Today is Remembrance Day, the day we remember with gratitude the sacrifices made by countless men and women so we can live in a relatively free nation. Today, I want to honour not only those who fought in the Allied military forces, but also those who fought in the underground in Europe. I have a personal interest in doing so, since my Opa Bredenhof (1922-2010) was one of those underground soldiers. I’d like to share one of his many war stories. He served in a fighting battalion of the Dutch underground army, committing acts of sabotage against the Germans, and preparing to attack them from the rear when the Allies approached from the front. Here’s my Opa Bredenhof:
Attacking the enemy from the rear is always risky and extremely dangerous. This is what we were called on to do. But we had all lived through dangerous times before. We knew the land and that was an advantage. But the enemy fought fanatically.
We had mostly good soldiers. We used to say, ‘Praise the Lord and pass the ammunition’ and ‘Pray and fight.’ It was dragging on week after week. In the meantime, there were still small jobs to do.
One day I was summoned to Zwolle. I was told that they had an important man to look after. A complete radio installation had been discovered in his house and we had to find a hiding place for him. He was a man of about 45, a real gentleman, a man of class and breeding. This I could see right away. But he was scared like a rabbit. He had lost his cool. I was told by the officers that if he fell into the hands of the enemy it would cost many lives. We had to avoid that scenario at all costs. So there we went. I told him to do exactly as I told him.
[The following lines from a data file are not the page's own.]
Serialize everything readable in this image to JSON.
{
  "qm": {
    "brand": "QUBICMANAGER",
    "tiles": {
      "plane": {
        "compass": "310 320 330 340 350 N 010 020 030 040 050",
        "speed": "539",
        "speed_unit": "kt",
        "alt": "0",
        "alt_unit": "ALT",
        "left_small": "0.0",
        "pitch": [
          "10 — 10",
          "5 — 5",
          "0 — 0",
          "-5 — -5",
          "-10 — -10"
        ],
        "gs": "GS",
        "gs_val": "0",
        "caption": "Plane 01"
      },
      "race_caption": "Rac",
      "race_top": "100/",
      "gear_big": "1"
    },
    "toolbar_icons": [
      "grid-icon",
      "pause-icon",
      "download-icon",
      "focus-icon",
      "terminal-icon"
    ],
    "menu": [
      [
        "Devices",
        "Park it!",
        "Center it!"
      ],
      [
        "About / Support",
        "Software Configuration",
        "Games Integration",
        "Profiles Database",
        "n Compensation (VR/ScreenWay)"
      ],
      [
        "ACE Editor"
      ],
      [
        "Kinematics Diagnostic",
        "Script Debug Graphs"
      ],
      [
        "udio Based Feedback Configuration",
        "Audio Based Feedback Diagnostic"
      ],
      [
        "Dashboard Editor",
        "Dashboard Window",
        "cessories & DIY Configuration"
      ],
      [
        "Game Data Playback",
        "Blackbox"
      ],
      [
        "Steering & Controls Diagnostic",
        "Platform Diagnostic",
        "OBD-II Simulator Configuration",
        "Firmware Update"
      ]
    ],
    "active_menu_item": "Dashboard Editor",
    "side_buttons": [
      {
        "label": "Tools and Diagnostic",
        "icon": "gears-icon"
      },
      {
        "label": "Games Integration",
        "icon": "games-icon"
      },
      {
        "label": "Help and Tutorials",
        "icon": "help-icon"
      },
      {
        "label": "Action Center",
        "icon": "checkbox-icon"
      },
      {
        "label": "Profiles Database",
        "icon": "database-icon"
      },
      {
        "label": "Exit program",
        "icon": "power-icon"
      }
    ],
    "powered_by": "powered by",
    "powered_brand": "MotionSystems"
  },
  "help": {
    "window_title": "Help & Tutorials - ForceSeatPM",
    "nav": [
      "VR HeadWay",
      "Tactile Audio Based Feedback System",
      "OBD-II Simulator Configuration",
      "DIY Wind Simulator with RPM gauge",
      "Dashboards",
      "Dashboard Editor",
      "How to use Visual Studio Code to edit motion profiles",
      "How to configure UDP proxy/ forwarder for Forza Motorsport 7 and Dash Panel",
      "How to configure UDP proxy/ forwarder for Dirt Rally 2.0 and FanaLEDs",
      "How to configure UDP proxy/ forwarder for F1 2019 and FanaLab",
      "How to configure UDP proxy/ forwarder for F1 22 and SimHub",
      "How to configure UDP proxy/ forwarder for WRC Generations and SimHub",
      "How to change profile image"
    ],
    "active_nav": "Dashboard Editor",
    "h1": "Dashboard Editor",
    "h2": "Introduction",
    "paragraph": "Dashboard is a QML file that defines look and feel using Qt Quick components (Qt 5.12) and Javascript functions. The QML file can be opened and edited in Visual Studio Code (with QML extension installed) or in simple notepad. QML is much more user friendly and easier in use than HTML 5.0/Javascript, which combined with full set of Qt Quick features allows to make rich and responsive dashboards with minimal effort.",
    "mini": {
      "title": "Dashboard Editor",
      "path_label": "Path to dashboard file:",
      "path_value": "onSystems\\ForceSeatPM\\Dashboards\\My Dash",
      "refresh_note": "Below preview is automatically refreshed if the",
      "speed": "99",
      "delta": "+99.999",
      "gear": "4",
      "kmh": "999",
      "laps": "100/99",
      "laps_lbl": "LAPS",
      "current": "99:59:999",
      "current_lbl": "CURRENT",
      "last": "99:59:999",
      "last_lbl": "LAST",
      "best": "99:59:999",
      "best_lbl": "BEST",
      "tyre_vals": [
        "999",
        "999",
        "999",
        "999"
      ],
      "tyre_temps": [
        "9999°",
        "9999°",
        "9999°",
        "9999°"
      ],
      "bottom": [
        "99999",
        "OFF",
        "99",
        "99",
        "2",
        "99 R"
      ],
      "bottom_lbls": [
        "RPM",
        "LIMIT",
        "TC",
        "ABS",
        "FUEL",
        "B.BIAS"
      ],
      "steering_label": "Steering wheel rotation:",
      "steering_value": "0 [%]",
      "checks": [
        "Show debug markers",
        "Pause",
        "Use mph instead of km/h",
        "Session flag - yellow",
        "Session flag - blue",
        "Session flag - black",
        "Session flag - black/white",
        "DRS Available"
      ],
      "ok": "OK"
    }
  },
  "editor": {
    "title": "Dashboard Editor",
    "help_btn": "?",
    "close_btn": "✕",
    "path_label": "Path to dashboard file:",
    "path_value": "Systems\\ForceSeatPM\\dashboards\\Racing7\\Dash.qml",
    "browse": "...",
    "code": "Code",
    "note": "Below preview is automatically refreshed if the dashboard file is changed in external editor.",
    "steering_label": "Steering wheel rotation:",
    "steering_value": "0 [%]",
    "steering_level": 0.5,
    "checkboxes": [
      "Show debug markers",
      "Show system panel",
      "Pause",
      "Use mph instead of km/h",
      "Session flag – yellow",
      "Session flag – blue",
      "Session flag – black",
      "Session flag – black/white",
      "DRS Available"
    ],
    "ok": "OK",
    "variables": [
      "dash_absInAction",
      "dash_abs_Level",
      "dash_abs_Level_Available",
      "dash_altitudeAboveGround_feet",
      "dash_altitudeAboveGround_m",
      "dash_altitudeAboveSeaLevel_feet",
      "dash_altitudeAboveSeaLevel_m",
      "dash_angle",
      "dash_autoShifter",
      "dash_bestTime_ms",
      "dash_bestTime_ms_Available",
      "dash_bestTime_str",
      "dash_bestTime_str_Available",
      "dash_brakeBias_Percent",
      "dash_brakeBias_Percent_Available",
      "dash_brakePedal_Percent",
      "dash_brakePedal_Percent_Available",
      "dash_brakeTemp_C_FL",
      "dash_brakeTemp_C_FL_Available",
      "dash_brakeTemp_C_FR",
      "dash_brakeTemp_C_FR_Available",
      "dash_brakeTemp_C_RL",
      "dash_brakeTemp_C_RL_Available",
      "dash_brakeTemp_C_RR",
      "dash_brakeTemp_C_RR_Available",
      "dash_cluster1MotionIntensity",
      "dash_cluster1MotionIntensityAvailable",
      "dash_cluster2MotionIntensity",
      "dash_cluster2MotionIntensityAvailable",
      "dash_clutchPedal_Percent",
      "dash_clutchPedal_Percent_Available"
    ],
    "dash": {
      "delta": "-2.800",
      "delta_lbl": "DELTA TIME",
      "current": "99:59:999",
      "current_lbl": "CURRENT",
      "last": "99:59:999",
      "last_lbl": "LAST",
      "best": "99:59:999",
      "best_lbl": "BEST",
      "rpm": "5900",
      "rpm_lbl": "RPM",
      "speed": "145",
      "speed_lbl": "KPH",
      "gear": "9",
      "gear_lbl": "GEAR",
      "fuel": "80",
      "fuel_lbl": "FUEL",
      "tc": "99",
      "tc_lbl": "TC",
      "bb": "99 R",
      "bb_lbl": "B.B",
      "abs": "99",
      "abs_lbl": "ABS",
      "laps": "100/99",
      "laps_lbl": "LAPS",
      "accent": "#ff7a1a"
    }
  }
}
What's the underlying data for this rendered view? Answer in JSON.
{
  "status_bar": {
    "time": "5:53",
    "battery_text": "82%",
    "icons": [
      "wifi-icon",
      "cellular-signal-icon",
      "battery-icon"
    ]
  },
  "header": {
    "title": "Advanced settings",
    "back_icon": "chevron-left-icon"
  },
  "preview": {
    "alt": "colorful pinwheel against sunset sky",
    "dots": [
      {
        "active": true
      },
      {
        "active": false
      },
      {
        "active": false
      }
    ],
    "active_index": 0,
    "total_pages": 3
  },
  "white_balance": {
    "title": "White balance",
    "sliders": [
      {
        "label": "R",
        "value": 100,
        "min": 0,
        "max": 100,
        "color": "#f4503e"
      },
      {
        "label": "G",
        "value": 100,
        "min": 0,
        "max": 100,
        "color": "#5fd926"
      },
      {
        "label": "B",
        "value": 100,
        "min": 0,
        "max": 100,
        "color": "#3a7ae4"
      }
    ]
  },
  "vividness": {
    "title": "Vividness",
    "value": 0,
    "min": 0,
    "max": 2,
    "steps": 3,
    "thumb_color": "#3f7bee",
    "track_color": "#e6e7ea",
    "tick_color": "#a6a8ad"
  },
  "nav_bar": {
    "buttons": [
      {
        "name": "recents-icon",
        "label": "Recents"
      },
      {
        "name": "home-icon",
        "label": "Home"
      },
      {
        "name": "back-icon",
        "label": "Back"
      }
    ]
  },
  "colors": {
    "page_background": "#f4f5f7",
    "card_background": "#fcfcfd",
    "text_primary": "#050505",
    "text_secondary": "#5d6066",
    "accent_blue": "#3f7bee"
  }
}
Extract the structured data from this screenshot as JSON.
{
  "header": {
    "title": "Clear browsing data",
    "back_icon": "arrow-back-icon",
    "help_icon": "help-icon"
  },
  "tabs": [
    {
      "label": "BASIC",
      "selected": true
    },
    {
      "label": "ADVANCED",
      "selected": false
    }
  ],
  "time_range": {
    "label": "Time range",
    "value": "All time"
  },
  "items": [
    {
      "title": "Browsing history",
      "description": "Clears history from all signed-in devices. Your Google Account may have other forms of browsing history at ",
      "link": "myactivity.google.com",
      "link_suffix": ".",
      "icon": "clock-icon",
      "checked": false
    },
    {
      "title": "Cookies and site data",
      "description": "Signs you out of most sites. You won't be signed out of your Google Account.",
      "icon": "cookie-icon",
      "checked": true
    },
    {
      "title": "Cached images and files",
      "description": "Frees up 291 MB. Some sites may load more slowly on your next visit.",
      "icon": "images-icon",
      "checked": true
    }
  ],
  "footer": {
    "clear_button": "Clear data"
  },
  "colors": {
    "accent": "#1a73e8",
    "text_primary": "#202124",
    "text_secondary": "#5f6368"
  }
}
He was a very learned man who didn’t fight with weapons in his hands, but with his intellect. We were halfway between Zwolle and Hasselt, along a bare road with empty fields on either side of the road. All of a sudden I spotted two or three trucks and cars ahead with German soldiers in them. Was it a roadblock? It was hard to say. To turn back would look suspicious. My companion wanted to know what we should do. I told him to keep cool and if they were to stop us we would just show our falsified papers. But in my heart I thought that the game was over. The officers were not stupid either; they would see something wrong in the combination of us two.
We were maybe 200-300 feet away and then our deliverance arrived. Out of the clouds above us came three Allied fighter planes, Spitfires, all firing their cannons. Thirty or forty feet away the rounds slammed into the roadblock. Cars and trucks caught fire. Dead and wounded Germans lay moaning on the road. The rest of the soldiers dove into the ditch on both sides of the road. Out of the corner of my eye, I saw the planes turn about a mile away. “Bike! Bike!” I screamed at my companion. Like madmen we pedaled between the dead and wounded and burning vehicles. We must have set records. The Germans let us pass, but I knew that if the planes hadn’t have showed up it would have been a different story. They would have surely seized our bikes with the good air tires. Hardly anybody had them anymore. I always had a good supply of air tires during the whole war.
We just made it past the roadblock and the Spitfire cannons started rattling and booming again. Once again the rounds landed just behind us. I hope that the Lord blessed those pilots who both times neatly missed us. But I also knew that those pilots were sent at just the right time by God to give us safe passage.”
Opa went on to write about how he had to find a good hiding place for this man. He succeeded when he came to the home of Mrs. H. Linde, a widow with a large family and a poor farm. Mrs. H. Linde is the mother and grandmother of the Lindes in the Langley and Aldergrove Canadian Reformed churches.
I think the story gives you a sense of both the courage and faith of those who fought against the Nazis. Opa was just one of thousands. Through their efforts, God brought down the enemy. Ultimately, we remember HIS faithfulness, that God has been “our help in ages past.”